Marketing and sales are other areas that have to be assessed. Cooperation might be an effective way of entering additional markets. And here I am not only thinking of collaboration with other biotech companies. The cooperation partners might also be marketing or sales partners that have access to new clients. Those who have gone through several theoretical models are well prepared for any situation. Such companies can react flexibly and quickly if a large order arrives and if a potential new client contacts them.

Many biotech company founders are scientists who have become business managers. How much do they have to know about company management?

Dr. Michael Steinwand is always at the forefront of new developments. © Keller-Ullrich
There are many different types of company founders. In my experience those founders who are particularly successful are totally dedicated engineers or scientists who are also able to listen to their clients and understand their requirements. Others are overwhelmed by the technology and tend to forget to look for suitable clients. I am aware of a case in which an entrepreneur had a promising product in the development pipeline, but instead of looking for potential clients, he invested in a new production plant and went bankrupt.

What are the biggest mistakes that can be made?

Despite the high level of complexity of products that is typical of the biotech sector, hardly any major technical or scientific mistakes are made. The majority of mistakes are made at the client interface. And here, the most frequent mistake is that the company managers have a false picture of the specific benefits of the product to the client. The clients are interested in products that have certain advantages for them. The entrepreneur has to be aware of the properties of a product that the clients are most interested in. Taking the aforementioned marker molecules as an example again – it is useless to offer a client a highly sensitive or very rapid analytical platform if one is unable to provide the markers required for the application or if one is unable to provide the marker in the required quantity.
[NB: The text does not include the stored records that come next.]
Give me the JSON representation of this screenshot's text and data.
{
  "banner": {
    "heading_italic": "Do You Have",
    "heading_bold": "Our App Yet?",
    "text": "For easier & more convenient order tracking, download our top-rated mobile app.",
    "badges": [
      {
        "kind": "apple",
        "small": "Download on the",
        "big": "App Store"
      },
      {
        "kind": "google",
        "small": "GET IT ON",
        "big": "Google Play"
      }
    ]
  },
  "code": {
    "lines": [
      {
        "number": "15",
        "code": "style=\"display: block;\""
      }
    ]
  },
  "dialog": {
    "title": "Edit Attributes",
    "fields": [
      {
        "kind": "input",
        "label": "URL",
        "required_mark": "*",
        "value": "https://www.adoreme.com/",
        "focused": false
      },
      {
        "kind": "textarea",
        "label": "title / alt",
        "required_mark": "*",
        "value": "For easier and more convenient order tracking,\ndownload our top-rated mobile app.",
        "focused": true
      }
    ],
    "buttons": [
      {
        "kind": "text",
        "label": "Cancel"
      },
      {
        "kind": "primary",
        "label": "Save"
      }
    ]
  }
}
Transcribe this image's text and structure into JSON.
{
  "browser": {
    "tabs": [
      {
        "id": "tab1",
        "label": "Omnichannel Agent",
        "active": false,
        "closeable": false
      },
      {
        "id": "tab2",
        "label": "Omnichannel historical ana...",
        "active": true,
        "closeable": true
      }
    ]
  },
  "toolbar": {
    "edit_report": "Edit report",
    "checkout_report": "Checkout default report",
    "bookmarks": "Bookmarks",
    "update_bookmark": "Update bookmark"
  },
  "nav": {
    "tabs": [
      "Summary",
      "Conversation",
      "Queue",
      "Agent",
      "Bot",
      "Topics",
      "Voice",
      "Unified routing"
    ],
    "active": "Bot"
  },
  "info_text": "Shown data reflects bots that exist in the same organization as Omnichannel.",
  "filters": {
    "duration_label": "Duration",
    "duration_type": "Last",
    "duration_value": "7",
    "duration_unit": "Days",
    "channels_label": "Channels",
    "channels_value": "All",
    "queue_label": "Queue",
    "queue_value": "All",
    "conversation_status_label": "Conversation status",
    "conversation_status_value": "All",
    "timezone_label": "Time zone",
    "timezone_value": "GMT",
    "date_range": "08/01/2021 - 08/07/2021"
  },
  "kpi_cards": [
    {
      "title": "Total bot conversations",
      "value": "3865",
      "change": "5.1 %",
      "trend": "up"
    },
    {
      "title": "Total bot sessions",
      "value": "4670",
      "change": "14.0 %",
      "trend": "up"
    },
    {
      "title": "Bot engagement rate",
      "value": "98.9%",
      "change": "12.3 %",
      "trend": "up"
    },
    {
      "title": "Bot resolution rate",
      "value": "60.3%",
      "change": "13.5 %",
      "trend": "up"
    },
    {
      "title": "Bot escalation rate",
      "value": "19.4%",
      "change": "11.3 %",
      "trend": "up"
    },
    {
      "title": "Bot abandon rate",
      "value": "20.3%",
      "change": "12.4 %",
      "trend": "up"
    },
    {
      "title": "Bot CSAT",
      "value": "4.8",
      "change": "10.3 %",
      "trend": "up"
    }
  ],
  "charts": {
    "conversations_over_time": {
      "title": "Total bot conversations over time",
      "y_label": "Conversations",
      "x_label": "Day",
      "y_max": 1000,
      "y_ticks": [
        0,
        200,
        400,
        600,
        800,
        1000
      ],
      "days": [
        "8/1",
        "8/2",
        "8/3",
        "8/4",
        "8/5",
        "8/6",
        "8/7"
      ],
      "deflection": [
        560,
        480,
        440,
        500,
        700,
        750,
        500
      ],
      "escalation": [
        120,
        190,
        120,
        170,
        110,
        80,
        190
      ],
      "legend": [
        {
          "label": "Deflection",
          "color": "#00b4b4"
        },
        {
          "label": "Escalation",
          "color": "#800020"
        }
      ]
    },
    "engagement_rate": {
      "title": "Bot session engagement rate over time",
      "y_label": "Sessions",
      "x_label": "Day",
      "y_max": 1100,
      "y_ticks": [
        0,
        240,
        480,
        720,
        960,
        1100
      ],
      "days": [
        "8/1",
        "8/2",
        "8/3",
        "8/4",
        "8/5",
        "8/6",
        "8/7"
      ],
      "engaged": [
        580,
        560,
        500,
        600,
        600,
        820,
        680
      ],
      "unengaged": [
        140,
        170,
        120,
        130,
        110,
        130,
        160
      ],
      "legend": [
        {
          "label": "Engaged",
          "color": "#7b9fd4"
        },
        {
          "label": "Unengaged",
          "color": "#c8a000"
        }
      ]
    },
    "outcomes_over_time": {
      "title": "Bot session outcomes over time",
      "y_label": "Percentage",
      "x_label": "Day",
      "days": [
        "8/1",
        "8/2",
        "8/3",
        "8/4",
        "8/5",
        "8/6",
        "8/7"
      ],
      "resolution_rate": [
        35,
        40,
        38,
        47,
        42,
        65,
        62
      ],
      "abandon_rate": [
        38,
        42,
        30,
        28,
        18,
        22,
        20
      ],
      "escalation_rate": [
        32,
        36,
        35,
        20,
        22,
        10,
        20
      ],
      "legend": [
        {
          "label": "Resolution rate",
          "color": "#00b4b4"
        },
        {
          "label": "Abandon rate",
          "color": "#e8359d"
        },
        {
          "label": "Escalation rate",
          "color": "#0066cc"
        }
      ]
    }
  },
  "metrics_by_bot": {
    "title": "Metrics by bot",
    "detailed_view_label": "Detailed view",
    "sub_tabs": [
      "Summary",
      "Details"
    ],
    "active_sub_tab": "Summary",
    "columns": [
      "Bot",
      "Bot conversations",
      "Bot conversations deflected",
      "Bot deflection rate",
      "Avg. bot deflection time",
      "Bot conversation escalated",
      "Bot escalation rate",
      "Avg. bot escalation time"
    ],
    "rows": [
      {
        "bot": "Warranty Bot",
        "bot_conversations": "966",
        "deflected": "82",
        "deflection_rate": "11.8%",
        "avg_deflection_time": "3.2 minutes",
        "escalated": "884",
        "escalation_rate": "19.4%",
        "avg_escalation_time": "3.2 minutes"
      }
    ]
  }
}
Another danger is adopting a kind of “mother hen” behaviour. Companies with an excellent product will do their best to protect this product. Although this is certainly important, it is always equally important to have continuous further development in mind. If necessary, it might also be worth abandoning established concepts in favour of new ones. Otherwise it might happen that an established product is overtaken by a new technology that has a greater benefit to clients. Since the clients are there, it would actually be logical to further develop the new technology, apply it and sell it. However, this step is hardly ever taken because biotech entrepreneurs often concentrate too much on what they have rather than focusing on potential innovations. Then big companies will buy the new technology and leave the small companies behind.

Innovendia Consulting Services
Innovendia Consulting provides consulting services to life science companies in research and development, strategic marketing and helps find cooperation partners. The consultancy is active in a network of national and international companies and research institutions. The founder of Innovendia, Dr. Michael Steinwand, has spent 25 years in the analytical and life science industry. Most recently he was involved in innovation and technology management at Applied Biosystems. Dr. Steinwand is currently heading up a working group for chemo- and biosensors within the German Chemical Society and acts as a reviewer for scientific journals as well as being a member of appointment committees of a number of German and international universities.
Website address: https://www.gesundheitsindustrie-bw.de/en/article/news/innovendia-keeping-the-focus-on-client-requirements